Bucking the trend of recent years, the total combined readership of Israel's five dailies - Yedioth Ahronoth, Yisrael Hayom, Maariv, Haaretz and Globes - remained unchanged in the first half of the year. However, the four more established papers (Yedioth, Maariv, Haaretz and Globes) lost 2% of their readership.

In the battle among the financial supplements, Yedioth sank slightly but readership of Maariv's financial supplement was down 9%, calculated annually basis (June 2007 to June 2008). TheMarker was the only supplement that gained ground over the past twelve months, with daily exposure levels reaching 16%. (The figure refers only to TheMarker as a supplement to Haaretz, and not to its readership as an independent publication).

According to TGI, 7.7% of those who read TheMarker do so on a daily basis, as do 7% of Haaretz readers.
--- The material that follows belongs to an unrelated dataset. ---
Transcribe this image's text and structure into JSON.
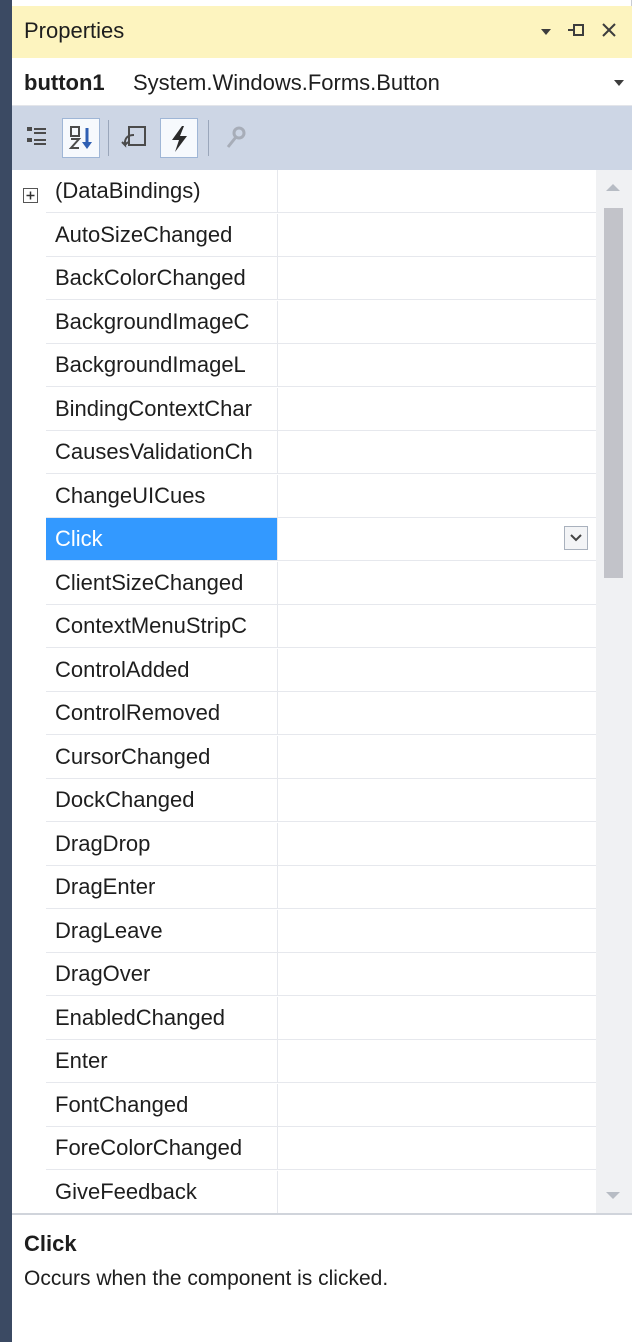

This is the first time that TheMarker has been surveyed as an independent paper, having only recently become available as a stand-alone.

Two newcomers to the survey are both distributed for free - Dudi Wiessman's Post, and the Dor Alon chain of gas stations, and 24 Dakot (24 Minutes), owned by Arnon Mozes.